====== Source material ======

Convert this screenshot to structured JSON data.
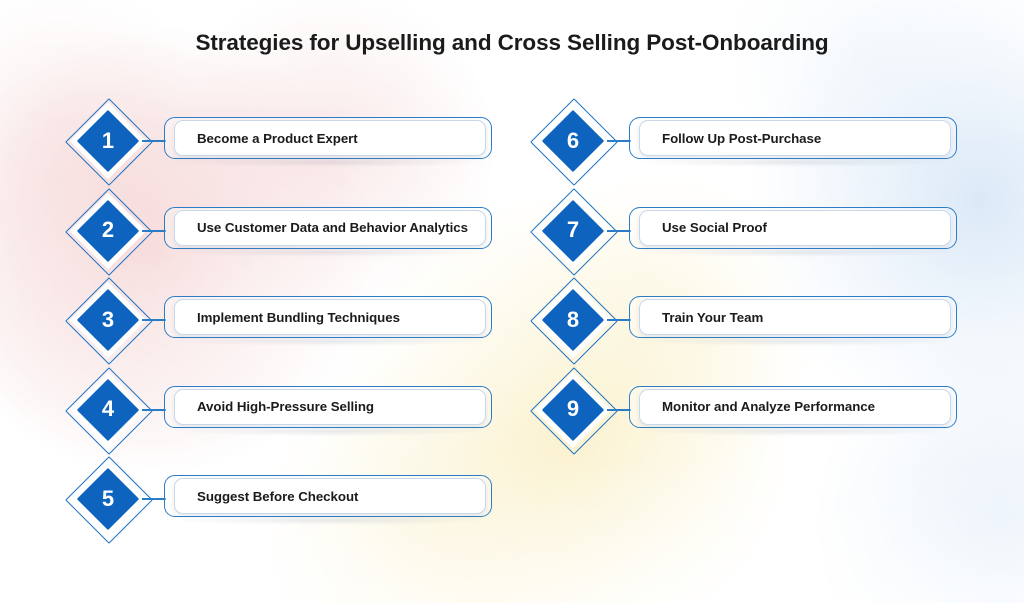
{
  "title": "Strategies for Upselling and Cross Selling Post-Onboarding",
  "theme": {
    "diamond_fill": "#0d63bd",
    "diamond_ring": "#ffffff",
    "card_border": "#2c7dc8",
    "card_background": "#ffffff",
    "connector": "#2a7cc7",
    "text": "#1b1b1b",
    "background_pink": "#f4cece",
    "background_yellow": "#faf0c8",
    "background_blue": "#d6e6f6"
  },
  "columns": {
    "left": [
      {
        "number": "1",
        "label": "Become a Product Expert"
      },
      {
        "number": "2",
        "label": "Use Customer Data and Behavior Analytics"
      },
      {
        "number": "3",
        "label": "Implement Bundling Techniques"
      },
      {
        "number": "4",
        "label": "Avoid High-Pressure Selling"
      },
      {
        "number": "5",
        "label": "Suggest Before Checkout"
      }
    ],
    "right": [
      {
        "number": "6",
        "label": "Follow Up Post-Purchase"
      },
      {
        "number": "7",
        "label": "Use Social Proof"
      },
      {
        "number": "8",
        "label": "Train Your Team"
      },
      {
        "number": "9",
        "label": "Monitor and Analyze Performance"
      }
    ]
  }
}
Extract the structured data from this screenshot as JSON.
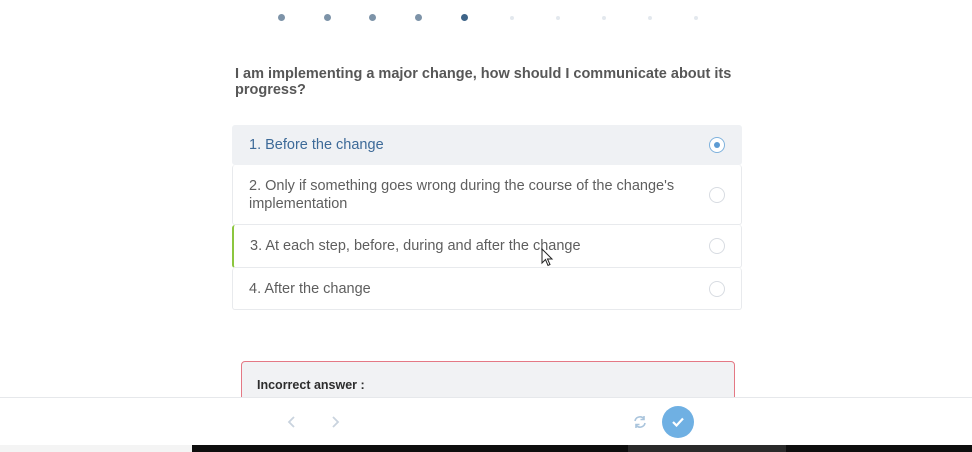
{
  "progress": {
    "dots": [
      "done",
      "done",
      "done",
      "done",
      "current",
      "todo",
      "todo",
      "todo",
      "todo",
      "todo"
    ]
  },
  "question": {
    "text": "I am implementing a major change, how should I communicate about its progress?"
  },
  "answers": [
    {
      "label": "1. Before the change",
      "selected": true
    },
    {
      "label": "2. Only if something goes wrong during the course of the change's implementation",
      "selected": false
    },
    {
      "label": "3. At each step, before, during and after the change",
      "selected": false
    },
    {
      "label": "4. After the change",
      "selected": false
    }
  ],
  "feedback": {
    "title": "Incorrect answer :"
  },
  "colors": {
    "accent": "#5d9bd3",
    "correct_marker": "#8cc63f",
    "error_border": "#e47884"
  },
  "icons": {
    "previous": "chevron-left-icon",
    "next": "chevron-right-icon",
    "reset": "refresh-icon",
    "submit": "check-icon"
  }
}
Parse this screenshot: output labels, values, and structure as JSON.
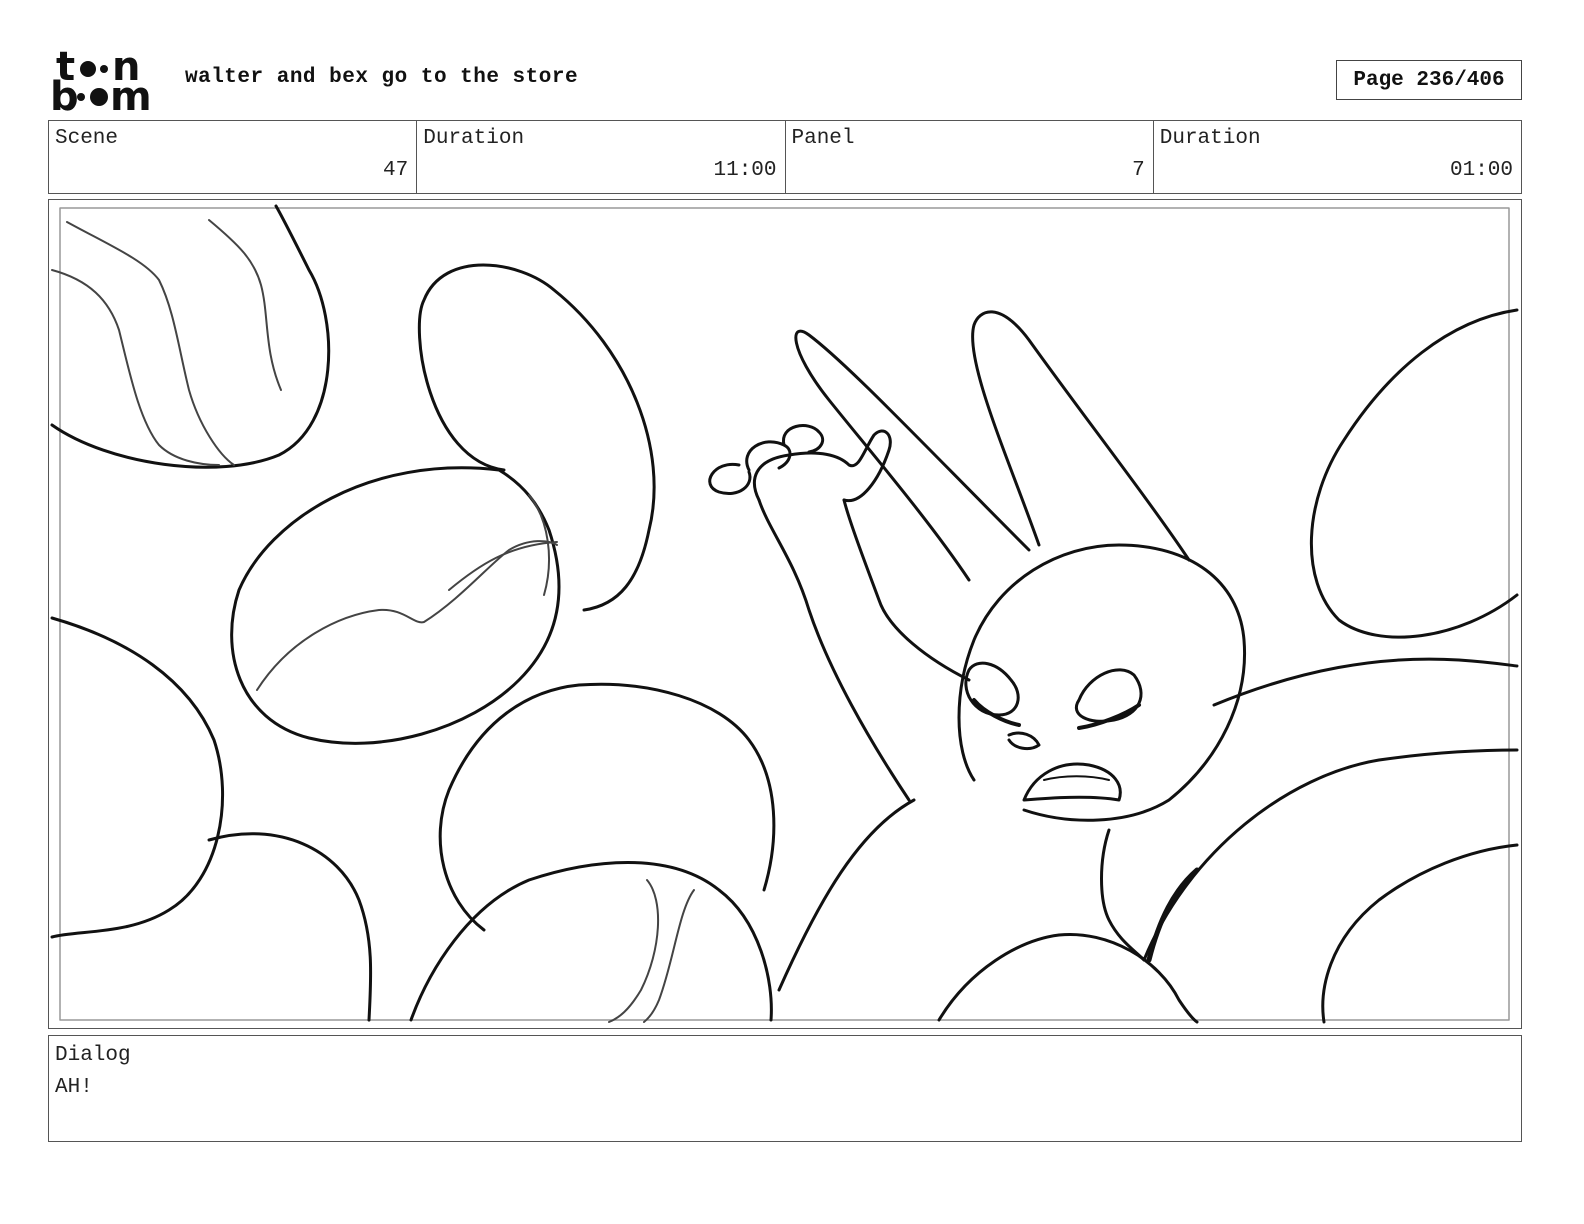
{
  "header": {
    "logo_top": "toon",
    "logo_bottom": "boom",
    "project_title": "walter and bex go to the store",
    "page_indicator": "Page 236/406"
  },
  "info": {
    "scene_label": "Scene",
    "scene_value": "47",
    "scene_duration_label": "Duration",
    "scene_duration_value": "11:00",
    "panel_label": "Panel",
    "panel_value": "7",
    "panel_duration_label": "Duration",
    "panel_duration_value": "01:00"
  },
  "dialog": {
    "label": "Dialog",
    "text": "AH!"
  },
  "colors": {
    "ink": "#111111",
    "frame": "#555555",
    "background": "#ffffff"
  }
}
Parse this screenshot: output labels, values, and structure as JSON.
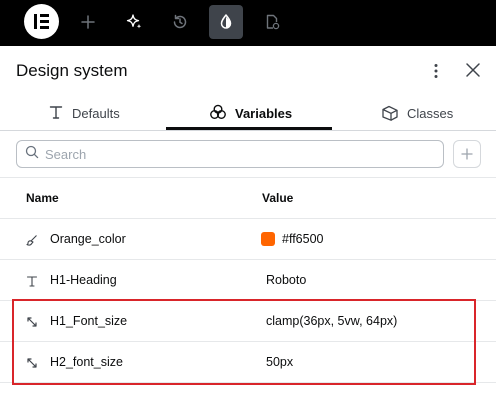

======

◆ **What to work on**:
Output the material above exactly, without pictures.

◆ **Answer for the task**:
Convert this screenshot to structured JSON data.
{
  "title": "Strategies for Upselling and Cross Selling Post-Onboarding",
  "theme": {
    "diamond_fill": "#0d63bd",
    "diamond_ring": "#ffffff",
    "card_border": "#2c7dc8",
    "card_background": "#ffffff",
    "connector": "#2a7cc7",
    "text": "#1b1b1b",
    "background_pink": "#f4cece",
    "background_yellow": "#faf0c8",
    "background_blue": "#d6e6f6"
  },
  "columns": {
    "left": [
      {
        "number": "1",
        "label": "Become a Product Expert"
      },
      {
        "number": "2",
        "label": "Use Customer Data and Behavior Analytics"
      },
      {
        "number": "3",
        "label": "Implement Bundling Techniques"
      },
      {
        "number": "4",
        "label": "Avoid High-Pressure Selling"
      },
      {
        "number": "5",
        "label": "Suggest Before Checkout"
      }
    ],
    "right": [
      {
        "number": "6",
        "label": "Follow Up Post-Purchase"
      },
      {
        "number": "7",
        "label": "Use Social Proof"
      },
      {
        "number": "8",
        "label": "Train Your Team"
      },
      {
        "number": "9",
        "label": "Monitor and Analyze Performance"
      }
    ]
  }
}
Extract the structured data from this screenshot as JSON.
{
  "progress": {
    "dots": [
      "done",
      "done",
      "done",
      "done",
      "current",
      "todo",
      "todo",
      "todo",
      "todo",
      "todo"
    ]
  },
  "question": {
    "text": "I am implementing a major change, how should I communicate about its progress?"
  },
  "answers": [
    {
      "label": "1. Before the change",
      "selected": true
    },
    {
      "label": "2. Only if something goes wrong during the course of the change's implementation",
      "selected": false
    },
    {
      "label": "3. At each step, before, during and after the change",
      "selected": false
    },
    {
      "label": "4. After the change",
      "selected": false
    }
  ],
  "feedback": {
    "title": "Incorrect answer :"
  },
  "colors": {
    "accent": "#5d9bd3",
    "correct_marker": "#8cc63f",
    "error_border": "#e47884"
  },
  "icons": {
    "previous": "chevron-left-icon",
    "next": "chevron-right-icon",
    "reset": "refresh-icon",
    "submit": "check-icon"
  }
}
Parse this screenshot: output labels, values, and structure as JSON.
{
  "header": {
    "logo_top": "toon",
    "logo_bottom": "boom",
    "project_title": "walter and bex go to the store",
    "page_indicator": "Page 236/406"
  },
  "info": {
    "scene_label": "Scene",
    "scene_value": "47",
    "scene_duration_label": "Duration",
    "scene_duration_value": "11:00",
    "panel_label": "Panel",
    "panel_value": "7",
    "panel_duration_label": "Duration",
    "panel_duration_value": "01:00"
  },
  "dialog": {
    "label": "Dialog",
    "text": "AH!"
  },
  "colors": {
    "ink": "#111111",
    "frame": "#555555",
    "background": "#ffffff"
  }
}
Parse this screenshot: output labels, values, and structure as JSON.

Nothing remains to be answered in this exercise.